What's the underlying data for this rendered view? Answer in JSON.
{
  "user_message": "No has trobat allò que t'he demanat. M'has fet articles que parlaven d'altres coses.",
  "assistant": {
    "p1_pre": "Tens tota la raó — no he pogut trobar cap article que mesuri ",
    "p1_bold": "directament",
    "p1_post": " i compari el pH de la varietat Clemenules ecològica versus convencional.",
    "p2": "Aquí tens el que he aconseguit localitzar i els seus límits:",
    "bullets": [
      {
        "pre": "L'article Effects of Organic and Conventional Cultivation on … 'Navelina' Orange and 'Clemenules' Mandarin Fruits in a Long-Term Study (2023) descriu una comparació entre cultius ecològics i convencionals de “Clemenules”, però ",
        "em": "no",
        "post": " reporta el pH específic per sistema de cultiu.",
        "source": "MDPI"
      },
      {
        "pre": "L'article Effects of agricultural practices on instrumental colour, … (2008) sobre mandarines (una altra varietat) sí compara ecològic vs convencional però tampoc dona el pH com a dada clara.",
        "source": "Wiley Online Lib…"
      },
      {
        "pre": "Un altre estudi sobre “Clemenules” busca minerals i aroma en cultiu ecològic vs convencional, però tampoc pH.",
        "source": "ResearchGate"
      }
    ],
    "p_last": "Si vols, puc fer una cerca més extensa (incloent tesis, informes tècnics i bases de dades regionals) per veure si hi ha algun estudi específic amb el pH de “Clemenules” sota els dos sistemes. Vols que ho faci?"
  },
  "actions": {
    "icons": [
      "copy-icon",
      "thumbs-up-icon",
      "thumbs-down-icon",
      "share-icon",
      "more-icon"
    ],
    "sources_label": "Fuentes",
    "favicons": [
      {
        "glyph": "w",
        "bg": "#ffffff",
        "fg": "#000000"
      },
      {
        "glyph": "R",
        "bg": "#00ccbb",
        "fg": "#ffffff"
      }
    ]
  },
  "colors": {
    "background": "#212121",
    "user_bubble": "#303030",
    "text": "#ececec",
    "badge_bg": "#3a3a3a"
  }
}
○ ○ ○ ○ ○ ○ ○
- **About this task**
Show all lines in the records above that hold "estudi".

- **Exercise output**
        "pre": "Un altre estudi sobre “Clemenules” busca minerals i aroma en cultiu ecològic vs convencional, però tampoc pH.",
    "p_last": "Si vols, puc fer una cerca més extensa (incloent tesis, informes tècnics i bases de dades regionals) per veure si hi ha algun estudi específic amb el pH de “Clemenules” sota els dos sistemes. Vols que ho faci?"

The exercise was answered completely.